Measuring the outflow of a lake is hydrologically done by simply stirring 1kg of salt into the running water and measuring the conductivity at another point several meters further down. For this reason, we've been carrying fancy wading trousers all the way to the lake which was quite helpful anyways because we had to cross quite a lot of rivers that were deeper than expected.
Fig 2: Wading in the water
So far so good, for our way back, we've made kind of a silly decision which was to hike on top of a moraine. Hiking is fun, glaciers are wonderful, climbing is always exciting. But when you're hiking on a moraine you have a 50/50 chance of solid ground or loose stones. And you can't assess your next step which means you either get hurt quite a lot or you slow down your pace to a minimum, eyes down, arms out for balance and then it takes you ages to get back. After our time in Svalbard, we will deffo have legs of steel and an incredible sense of balance. That's for sure!
We arrived back at the radio station at 8.30pm and were starving. However, the group Luci was in, was still out and the last time we had radio contact, they estimated not to be back before 10pm. Eventually, they arrived back at 10.30pm and dinner wasn't served one minute earlier.

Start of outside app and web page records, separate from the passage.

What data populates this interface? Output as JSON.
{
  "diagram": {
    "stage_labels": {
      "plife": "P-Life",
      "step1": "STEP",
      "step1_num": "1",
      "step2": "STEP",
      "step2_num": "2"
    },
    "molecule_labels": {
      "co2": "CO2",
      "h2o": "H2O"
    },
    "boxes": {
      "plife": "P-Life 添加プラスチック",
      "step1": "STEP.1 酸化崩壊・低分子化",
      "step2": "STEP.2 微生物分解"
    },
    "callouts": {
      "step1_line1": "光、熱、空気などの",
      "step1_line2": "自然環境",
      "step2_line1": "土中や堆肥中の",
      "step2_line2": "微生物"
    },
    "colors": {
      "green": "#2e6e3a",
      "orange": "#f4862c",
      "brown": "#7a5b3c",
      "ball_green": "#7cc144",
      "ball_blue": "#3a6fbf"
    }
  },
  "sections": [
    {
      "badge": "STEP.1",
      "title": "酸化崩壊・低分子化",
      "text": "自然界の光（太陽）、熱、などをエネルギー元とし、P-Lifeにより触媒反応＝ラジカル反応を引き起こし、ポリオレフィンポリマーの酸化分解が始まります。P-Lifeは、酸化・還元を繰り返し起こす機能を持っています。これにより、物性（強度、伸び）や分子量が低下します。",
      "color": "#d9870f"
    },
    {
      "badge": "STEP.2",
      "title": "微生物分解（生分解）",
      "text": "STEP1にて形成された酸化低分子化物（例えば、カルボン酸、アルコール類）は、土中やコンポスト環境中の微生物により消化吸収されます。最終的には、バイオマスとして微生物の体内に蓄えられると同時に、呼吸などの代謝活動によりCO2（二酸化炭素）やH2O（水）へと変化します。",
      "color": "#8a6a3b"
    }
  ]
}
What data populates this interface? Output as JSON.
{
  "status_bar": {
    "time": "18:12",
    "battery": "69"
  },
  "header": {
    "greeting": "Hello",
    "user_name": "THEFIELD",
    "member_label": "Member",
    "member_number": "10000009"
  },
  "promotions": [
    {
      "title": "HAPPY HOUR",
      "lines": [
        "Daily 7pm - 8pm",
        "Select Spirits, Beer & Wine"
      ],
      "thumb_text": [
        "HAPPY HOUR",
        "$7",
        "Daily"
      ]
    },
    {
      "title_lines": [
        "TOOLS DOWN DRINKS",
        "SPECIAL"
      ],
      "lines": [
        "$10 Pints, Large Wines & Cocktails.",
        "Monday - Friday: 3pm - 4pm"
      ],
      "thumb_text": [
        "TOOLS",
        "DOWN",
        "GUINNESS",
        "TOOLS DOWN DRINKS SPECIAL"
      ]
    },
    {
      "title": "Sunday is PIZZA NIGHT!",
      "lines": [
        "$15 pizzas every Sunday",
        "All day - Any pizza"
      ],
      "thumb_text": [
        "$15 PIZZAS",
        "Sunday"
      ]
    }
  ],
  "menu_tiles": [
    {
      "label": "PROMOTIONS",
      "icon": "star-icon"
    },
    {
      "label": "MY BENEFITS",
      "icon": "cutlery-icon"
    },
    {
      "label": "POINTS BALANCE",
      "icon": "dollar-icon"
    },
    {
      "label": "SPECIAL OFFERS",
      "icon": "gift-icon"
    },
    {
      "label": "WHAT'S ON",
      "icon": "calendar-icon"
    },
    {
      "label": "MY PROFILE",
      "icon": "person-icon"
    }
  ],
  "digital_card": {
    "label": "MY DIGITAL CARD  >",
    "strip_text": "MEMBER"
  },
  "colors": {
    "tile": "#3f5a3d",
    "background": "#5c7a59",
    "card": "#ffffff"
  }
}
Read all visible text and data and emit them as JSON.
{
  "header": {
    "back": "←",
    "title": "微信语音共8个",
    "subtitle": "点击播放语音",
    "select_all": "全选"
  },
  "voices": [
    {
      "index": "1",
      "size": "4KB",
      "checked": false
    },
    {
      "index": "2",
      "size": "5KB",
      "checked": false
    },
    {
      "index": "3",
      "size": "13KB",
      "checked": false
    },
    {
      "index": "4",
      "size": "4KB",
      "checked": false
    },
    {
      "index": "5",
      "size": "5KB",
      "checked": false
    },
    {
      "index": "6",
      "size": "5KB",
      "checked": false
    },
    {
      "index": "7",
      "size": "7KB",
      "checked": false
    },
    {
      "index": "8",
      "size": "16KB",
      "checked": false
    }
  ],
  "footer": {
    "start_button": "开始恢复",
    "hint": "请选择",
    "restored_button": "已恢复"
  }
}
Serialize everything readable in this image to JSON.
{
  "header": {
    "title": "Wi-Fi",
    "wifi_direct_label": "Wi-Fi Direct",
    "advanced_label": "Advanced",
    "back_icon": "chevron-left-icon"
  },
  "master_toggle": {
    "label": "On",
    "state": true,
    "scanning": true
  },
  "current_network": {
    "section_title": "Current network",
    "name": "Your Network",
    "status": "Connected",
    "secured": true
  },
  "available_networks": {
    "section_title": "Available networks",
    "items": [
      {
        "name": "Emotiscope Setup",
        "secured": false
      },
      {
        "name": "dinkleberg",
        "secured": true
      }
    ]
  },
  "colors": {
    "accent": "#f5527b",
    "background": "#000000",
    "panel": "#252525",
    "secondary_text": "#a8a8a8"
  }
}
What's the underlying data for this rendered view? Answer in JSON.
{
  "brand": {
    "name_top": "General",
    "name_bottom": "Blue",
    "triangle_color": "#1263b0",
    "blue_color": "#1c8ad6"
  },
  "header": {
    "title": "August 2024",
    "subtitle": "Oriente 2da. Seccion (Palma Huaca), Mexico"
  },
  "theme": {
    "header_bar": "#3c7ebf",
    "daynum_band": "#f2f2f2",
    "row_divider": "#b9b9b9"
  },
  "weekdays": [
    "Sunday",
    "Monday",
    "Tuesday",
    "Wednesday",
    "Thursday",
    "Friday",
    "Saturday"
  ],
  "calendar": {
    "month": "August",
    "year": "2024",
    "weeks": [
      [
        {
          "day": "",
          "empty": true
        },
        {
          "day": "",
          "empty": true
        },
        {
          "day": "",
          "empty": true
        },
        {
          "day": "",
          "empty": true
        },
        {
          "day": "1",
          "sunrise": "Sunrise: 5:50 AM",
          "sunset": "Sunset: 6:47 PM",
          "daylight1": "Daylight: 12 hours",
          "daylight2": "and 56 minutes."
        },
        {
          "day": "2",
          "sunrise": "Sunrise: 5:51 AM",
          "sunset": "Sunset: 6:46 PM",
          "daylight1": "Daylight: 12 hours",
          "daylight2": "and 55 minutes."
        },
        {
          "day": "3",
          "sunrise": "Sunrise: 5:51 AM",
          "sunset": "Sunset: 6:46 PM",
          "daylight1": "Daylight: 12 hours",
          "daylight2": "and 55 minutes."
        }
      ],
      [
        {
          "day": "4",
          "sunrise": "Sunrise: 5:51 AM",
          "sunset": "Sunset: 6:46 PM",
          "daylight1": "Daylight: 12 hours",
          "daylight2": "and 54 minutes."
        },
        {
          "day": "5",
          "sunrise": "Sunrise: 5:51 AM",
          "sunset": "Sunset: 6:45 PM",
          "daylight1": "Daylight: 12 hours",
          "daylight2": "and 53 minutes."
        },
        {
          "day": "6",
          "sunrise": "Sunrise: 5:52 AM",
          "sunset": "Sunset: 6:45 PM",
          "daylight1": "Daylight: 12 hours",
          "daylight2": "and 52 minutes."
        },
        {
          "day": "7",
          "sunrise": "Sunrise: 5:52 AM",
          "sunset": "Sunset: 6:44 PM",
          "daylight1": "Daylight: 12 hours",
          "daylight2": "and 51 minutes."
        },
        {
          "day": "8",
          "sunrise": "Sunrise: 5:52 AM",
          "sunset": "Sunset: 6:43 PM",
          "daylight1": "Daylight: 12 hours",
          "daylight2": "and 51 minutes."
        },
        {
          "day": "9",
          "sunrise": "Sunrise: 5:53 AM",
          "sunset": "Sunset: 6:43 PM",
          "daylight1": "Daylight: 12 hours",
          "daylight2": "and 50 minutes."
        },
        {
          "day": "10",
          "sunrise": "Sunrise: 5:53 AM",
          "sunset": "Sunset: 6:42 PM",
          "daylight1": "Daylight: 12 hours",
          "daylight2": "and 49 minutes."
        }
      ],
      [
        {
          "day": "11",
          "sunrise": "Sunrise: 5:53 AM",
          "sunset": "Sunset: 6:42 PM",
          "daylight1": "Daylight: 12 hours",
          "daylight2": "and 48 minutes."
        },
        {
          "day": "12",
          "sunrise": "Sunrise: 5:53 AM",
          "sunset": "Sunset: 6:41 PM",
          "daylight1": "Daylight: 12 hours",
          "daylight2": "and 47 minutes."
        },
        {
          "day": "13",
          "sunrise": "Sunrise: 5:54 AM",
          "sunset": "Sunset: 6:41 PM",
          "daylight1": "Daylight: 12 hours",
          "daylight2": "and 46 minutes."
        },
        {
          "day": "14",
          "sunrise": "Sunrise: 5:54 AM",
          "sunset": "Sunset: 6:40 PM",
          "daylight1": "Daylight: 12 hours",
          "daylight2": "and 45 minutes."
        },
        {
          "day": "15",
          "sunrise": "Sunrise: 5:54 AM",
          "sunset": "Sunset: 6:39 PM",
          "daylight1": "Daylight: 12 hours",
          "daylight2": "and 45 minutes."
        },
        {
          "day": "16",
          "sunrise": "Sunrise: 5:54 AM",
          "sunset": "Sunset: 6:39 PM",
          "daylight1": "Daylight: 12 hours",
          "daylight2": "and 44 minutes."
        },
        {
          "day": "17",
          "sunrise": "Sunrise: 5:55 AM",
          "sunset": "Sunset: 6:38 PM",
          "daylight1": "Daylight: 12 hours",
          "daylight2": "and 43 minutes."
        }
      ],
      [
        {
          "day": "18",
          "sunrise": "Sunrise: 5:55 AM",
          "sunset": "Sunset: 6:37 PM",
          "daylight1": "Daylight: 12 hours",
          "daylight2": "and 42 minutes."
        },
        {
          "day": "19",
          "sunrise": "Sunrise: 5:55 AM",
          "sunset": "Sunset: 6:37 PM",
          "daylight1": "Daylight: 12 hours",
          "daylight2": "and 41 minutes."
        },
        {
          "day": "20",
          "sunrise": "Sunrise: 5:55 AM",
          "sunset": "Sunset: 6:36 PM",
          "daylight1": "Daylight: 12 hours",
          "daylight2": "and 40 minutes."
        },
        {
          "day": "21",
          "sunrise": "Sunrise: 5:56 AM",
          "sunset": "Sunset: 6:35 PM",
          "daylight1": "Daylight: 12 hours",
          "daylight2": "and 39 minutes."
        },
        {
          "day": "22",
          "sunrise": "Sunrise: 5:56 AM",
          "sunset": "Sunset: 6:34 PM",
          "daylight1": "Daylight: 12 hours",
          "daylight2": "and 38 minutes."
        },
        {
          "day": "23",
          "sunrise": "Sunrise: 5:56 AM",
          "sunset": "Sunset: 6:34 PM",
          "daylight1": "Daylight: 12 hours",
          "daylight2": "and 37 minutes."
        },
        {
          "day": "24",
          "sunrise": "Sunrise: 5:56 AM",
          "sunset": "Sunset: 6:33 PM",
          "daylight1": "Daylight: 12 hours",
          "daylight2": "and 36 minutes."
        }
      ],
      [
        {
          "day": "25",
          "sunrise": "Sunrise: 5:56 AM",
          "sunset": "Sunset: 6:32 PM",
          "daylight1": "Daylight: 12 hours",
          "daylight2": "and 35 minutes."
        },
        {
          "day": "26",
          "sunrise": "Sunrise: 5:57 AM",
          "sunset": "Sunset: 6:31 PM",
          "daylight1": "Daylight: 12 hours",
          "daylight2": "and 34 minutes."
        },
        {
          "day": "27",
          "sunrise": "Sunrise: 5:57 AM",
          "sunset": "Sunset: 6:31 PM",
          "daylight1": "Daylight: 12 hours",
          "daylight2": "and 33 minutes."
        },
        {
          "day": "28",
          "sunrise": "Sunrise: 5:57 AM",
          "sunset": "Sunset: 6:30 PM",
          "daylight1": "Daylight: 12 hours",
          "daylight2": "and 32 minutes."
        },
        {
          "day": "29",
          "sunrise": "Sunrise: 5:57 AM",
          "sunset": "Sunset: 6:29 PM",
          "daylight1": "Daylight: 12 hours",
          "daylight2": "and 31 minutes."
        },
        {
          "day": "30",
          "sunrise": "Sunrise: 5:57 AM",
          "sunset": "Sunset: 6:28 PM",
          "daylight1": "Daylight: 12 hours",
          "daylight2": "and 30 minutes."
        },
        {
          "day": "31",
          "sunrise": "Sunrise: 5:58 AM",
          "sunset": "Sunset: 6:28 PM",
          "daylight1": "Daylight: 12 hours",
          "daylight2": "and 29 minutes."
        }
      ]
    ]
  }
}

The next day, we decided to find the walrusses as Luci already told you guys. I won't add more photos of those massive guys, but I will try to upload a video right here:
We got really close, I would have loved to wobble their wobbly bodies, but I reckon they would not have liked it.
After this highlight, a group of 10 people (including myself) splitted up to investigate a glacier. So again, we were climbing massive moraines, found a couple of ice caves and we could hear rocks and ice falling off into the ridges and crevasses all around us. It was a bit scary to be honest, but as the experienced people were totally relaxed, I reckoned it should be alright!
Figure 3 and 4: Debris covered glacier to be explored!
The way back from the field trip was properly wet! It was raining and quite windy and the Polar Circle boats have a good speed so that the spray felt like hail and there wasn't much to cover our faces so that Luci and I ended up with some properly skin-damaged cheeks. However, jumping over the waves is so much fun, I'd love to do it more often!
Last friday we had the first snow covering the mountians around Longyearbyen! How exciting! I can't wait for the winter. The nights are getting darker by now, but still, we do not have an official night...well, 2 days to go! Yesterday, we hiked up Larsbreen, a glacier right behind our barracks, and built giant ice lady that we called "Helga". Check her out, she will be protecting our barracks from polar bears from now on!
Figure 5: Helga, the giant polar bear guard and her team!
Figure 6: A deeeeeeep crevasse
After that we hiked up Trollsteinen (850m) to get a stunning view which was a bit limited by reeeeaally big and dense clouds. Actually we couldn't see anything, but it was worth getting up 850m for a peanut butter jelly sandwich and a nice sip of water imagining mountains, valleys, glaciers and polar bears around us.
Figure 7: Stunning view just below the clouds!
Figure 8: Now it's getting foggy!
That's me for now! Enjoy the week and keep checking our blog :)